Problem requirements —
Reproduce the full set of records verbatim.

Supplied material —
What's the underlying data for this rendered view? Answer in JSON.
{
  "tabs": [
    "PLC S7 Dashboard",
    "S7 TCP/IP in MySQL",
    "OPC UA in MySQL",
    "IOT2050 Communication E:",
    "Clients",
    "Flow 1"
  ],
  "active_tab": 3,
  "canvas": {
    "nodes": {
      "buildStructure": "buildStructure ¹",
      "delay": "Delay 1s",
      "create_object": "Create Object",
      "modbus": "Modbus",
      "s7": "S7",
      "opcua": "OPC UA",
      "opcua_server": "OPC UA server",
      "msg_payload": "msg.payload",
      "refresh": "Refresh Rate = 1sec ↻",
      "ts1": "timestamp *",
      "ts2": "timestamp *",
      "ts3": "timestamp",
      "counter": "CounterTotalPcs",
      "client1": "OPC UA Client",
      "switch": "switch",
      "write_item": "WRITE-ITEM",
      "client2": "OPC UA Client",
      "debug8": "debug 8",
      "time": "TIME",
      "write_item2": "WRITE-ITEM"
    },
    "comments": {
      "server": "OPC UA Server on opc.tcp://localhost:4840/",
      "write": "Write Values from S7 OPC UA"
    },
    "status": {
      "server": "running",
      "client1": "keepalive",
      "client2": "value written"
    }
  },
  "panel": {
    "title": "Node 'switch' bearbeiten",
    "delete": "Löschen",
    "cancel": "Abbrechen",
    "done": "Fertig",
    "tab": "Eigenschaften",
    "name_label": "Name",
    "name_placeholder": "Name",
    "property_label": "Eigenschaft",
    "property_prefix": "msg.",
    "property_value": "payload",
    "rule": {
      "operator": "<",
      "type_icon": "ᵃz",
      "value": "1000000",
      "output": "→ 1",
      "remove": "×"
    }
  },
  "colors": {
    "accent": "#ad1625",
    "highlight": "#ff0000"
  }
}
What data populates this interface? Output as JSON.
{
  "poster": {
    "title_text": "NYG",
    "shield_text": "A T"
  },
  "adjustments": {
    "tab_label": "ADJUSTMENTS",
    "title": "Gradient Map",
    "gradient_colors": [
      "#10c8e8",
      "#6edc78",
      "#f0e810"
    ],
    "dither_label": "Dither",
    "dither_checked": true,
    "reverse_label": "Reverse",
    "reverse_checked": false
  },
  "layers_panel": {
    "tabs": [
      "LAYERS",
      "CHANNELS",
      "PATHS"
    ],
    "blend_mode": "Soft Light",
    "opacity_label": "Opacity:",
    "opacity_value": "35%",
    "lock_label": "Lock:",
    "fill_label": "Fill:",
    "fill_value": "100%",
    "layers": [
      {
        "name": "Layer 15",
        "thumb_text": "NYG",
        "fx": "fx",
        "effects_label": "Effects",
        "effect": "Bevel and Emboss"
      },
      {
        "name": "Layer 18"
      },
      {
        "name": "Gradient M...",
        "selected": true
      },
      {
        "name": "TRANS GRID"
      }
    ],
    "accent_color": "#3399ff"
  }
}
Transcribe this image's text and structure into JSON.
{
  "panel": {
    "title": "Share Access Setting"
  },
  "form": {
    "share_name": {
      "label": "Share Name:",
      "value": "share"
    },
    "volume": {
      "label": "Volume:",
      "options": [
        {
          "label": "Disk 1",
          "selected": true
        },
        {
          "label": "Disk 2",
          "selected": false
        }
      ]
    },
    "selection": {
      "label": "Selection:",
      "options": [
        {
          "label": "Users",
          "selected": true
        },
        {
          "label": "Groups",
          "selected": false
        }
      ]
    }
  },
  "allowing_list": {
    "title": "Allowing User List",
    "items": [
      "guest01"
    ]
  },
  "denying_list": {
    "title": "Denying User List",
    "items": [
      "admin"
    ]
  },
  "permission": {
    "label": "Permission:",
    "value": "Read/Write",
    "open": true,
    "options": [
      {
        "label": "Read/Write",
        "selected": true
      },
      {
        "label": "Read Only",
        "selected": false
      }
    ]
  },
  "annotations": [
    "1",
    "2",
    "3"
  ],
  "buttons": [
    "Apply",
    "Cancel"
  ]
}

Response to this task —
What's the underlying data for this rendered view? Answer in JSON.
{
  "tabs": [
    "PLC S7 Dashboard",
    "S7 TCP/IP in MySQL",
    "OPC UA in MySQL",
    "IOT2050 Communication E:",
    "Clients",
    "Flow 1"
  ],
  "active_tab": 3,
  "canvas": {
    "nodes": {
      "buildStructure": "buildStructure ¹",
      "delay": "Delay 1s",
      "create_object": "Create Object",
      "modbus": "Modbus",
      "s7": "S7",
      "opcua": "OPC UA",
      "opcua_server": "OPC UA server",
      "msg_payload": "msg.payload",
      "refresh": "Refresh Rate = 1sec ↻",
      "ts1": "timestamp *",
      "ts2": "timestamp *",
      "ts3": "timestamp",
      "counter": "CounterTotalPcs",
      "client1": "OPC UA Client",
      "switch": "switch",
      "write_item": "WRITE-ITEM",
      "client2": "OPC UA Client",
      "debug8": "debug 8",
      "time": "TIME",
      "write_item2": "WRITE-ITEM"
    },
    "comments": {
      "server": "OPC UA Server on opc.tcp://localhost:4840/",
      "write": "Write Values from S7 OPC UA"
    },
    "status": {
      "server": "running",
      "client1": "keepalive",
      "client2": "value written"
    }
  },
  "panel": {
    "title": "Node 'switch' bearbeiten",
    "delete": "Löschen",
    "cancel": "Abbrechen",
    "done": "Fertig",
    "tab": "Eigenschaften",
    "name_label": "Name",
    "name_placeholder": "Name",
    "property_label": "Eigenschaft",
    "property_prefix": "msg.",
    "property_value": "payload",
    "rule": {
      "operator": "<",
      "type_icon": "ᵃz",
      "value": "1000000",
      "output": "→ 1",
      "remove": "×"
    }
  },
  "colors": {
    "accent": "#ad1625",
    "highlight": "#ff0000"
  }
}
What data populates this interface? Output as JSON.
{
  "poster": {
    "title_text": "NYG",
    "shield_text": "A T"
  },
  "adjustments": {
    "tab_label": "ADJUSTMENTS",
    "title": "Gradient Map",
    "gradient_colors": [
      "#10c8e8",
      "#6edc78",
      "#f0e810"
    ],
    "dither_label": "Dither",
    "dither_checked": true,
    "reverse_label": "Reverse",
    "reverse_checked": false
  },
  "layers_panel": {
    "tabs": [
      "LAYERS",
      "CHANNELS",
      "PATHS"
    ],
    "blend_mode": "Soft Light",
    "opacity_label": "Opacity:",
    "opacity_value": "35%",
    "lock_label": "Lock:",
    "fill_label": "Fill:",
    "fill_value": "100%",
    "layers": [
      {
        "name": "Layer 15",
        "thumb_text": "NYG",
        "fx": "fx",
        "effects_label": "Effects",
        "effect": "Bevel and Emboss"
      },
      {
        "name": "Layer 18"
      },
      {
        "name": "Gradient M...",
        "selected": true
      },
      {
        "name": "TRANS GRID"
      }
    ],
    "accent_color": "#3399ff"
  }
}
Transcribe this image's text and structure into JSON.
{
  "panel": {
    "title": "Share Access Setting"
  },
  "form": {
    "share_name": {
      "label": "Share Name:",
      "value": "share"
    },
    "volume": {
      "label": "Volume:",
      "options": [
        {
          "label": "Disk 1",
          "selected": true
        },
        {
          "label": "Disk 2",
          "selected": false
        }
      ]
    },
    "selection": {
      "label": "Selection:",
      "options": [
        {
          "label": "Users",
          "selected": true
        },
        {
          "label": "Groups",
          "selected": false
        }
      ]
    }
  },
  "allowing_list": {
    "title": "Allowing User List",
    "items": [
      "guest01"
    ]
  },
  "denying_list": {
    "title": "Denying User List",
    "items": [
      "admin"
    ]
  },
  "permission": {
    "label": "Permission:",
    "value": "Read/Write",
    "open": true,
    "options": [
      {
        "label": "Read/Write",
        "selected": true
      },
      {
        "label": "Read Only",
        "selected": false
      }
    ]
  },
  "annotations": [
    "1",
    "2",
    "3"
  ],
  "buttons": [
    "Apply",
    "Cancel"
  ]
}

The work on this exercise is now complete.